One of the cornerstones of modern cryptography is that new constructions of cryptographic protocols should be accompanied by a proof of security. Such proofs show that a construction satisfies a given definition of security, under certain assumptions and in a specific model. Widely used models include various forms of setup (such as the existence of a public-key infrastructure or common reference string); idealized models such as the random oracle model where a hash function is treated as a truly random function; or hardware models where physical devices with some additional functionality are assumed.

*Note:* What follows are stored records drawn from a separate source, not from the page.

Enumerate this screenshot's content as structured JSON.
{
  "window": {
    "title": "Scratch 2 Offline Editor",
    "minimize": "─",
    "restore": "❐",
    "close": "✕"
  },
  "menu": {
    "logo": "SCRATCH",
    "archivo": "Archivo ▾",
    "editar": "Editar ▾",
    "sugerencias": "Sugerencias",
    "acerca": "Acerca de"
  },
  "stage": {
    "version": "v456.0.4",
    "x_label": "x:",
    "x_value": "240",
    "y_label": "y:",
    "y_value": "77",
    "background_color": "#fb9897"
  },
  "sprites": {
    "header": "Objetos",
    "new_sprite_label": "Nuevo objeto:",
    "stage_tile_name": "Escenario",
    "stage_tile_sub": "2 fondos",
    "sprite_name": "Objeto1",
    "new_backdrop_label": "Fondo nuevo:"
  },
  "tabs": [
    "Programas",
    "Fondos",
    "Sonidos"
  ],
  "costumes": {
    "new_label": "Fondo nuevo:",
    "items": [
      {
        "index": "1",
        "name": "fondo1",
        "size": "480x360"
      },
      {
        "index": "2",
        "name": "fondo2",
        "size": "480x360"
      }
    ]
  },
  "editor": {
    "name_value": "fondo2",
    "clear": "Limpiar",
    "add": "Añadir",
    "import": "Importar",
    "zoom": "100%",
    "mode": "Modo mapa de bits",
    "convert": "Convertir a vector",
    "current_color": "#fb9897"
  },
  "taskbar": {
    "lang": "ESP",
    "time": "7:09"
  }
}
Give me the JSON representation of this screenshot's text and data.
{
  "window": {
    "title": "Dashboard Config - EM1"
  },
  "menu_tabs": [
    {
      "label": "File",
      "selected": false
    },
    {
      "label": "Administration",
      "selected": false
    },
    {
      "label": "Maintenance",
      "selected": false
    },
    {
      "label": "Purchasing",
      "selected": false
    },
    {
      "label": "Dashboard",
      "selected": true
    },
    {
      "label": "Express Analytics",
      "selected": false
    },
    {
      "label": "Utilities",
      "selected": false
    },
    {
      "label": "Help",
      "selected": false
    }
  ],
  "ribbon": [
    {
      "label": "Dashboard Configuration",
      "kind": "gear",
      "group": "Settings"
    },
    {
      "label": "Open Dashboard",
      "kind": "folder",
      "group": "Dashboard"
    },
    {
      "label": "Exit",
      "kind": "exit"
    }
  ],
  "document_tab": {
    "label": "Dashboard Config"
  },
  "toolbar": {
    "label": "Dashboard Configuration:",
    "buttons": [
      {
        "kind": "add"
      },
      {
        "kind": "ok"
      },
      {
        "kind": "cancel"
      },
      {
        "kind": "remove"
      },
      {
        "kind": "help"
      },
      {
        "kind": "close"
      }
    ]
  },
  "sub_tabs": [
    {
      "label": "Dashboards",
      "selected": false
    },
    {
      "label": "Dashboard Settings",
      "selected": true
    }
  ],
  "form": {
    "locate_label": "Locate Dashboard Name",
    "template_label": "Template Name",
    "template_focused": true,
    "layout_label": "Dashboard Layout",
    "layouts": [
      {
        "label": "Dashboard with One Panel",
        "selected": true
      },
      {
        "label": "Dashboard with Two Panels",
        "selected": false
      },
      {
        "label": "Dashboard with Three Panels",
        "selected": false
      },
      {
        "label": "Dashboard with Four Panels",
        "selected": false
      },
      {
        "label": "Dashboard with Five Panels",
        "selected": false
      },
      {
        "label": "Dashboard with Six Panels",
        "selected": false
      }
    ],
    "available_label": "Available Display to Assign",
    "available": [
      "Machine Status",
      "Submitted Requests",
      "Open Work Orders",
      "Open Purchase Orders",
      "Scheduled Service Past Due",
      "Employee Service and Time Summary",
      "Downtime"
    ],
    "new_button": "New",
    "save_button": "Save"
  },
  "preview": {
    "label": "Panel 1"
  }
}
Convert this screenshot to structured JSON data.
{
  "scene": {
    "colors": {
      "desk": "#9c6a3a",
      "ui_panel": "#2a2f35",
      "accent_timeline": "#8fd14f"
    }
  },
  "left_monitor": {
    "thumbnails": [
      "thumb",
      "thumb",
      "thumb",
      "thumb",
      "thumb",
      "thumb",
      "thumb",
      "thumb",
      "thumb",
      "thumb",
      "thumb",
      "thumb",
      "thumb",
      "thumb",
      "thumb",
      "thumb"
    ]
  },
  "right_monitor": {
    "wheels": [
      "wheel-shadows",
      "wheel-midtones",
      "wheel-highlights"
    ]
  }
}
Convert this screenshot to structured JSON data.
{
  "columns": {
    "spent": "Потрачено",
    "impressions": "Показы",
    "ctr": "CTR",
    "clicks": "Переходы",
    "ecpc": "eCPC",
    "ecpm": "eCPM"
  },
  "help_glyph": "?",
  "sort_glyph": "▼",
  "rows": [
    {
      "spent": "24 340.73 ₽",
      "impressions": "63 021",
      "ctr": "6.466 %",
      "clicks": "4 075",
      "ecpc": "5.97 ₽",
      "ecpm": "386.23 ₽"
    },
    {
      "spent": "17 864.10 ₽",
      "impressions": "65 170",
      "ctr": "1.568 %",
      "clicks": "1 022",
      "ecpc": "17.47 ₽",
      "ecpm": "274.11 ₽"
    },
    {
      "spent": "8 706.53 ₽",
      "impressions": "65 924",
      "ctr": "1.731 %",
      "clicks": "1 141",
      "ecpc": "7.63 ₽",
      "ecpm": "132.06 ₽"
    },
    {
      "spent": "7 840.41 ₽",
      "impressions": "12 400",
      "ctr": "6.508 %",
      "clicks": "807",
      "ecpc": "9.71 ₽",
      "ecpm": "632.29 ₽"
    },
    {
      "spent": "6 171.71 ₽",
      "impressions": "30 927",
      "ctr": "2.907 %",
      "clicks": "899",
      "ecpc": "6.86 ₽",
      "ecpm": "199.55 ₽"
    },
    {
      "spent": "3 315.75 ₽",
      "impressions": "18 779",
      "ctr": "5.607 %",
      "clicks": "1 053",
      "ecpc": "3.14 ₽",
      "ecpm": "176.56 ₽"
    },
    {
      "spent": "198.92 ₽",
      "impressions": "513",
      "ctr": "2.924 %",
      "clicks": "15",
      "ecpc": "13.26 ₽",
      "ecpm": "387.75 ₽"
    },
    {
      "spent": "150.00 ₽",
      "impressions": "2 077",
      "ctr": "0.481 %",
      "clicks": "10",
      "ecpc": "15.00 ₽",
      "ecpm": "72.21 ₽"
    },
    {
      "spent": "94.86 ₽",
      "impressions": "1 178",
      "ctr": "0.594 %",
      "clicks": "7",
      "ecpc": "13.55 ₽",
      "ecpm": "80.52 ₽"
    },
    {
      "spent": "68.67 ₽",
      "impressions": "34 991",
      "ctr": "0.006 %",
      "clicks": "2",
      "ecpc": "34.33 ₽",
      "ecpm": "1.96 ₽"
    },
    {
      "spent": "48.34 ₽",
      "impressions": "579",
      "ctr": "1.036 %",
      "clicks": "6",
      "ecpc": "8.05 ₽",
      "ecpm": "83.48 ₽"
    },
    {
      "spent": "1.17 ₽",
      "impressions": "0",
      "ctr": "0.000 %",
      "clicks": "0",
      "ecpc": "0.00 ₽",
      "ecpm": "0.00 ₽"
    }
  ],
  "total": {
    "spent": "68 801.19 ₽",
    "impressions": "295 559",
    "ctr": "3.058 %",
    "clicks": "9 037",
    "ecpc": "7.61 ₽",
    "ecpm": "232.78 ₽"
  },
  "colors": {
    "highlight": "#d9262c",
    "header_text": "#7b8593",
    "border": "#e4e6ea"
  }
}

Many of the models used widely in cryptography are still poorly understood, especially insofar as their relation to practice. The goal of this work is to develop a better understanding of these models, investigating in particular their relations and implications; the possibility of constructing cryptographic protocols in weaker (or at least incomparable) models; and the feasibility of designing schemes with "fallback" security that provide more basic security guarantees in case the assumed model fails.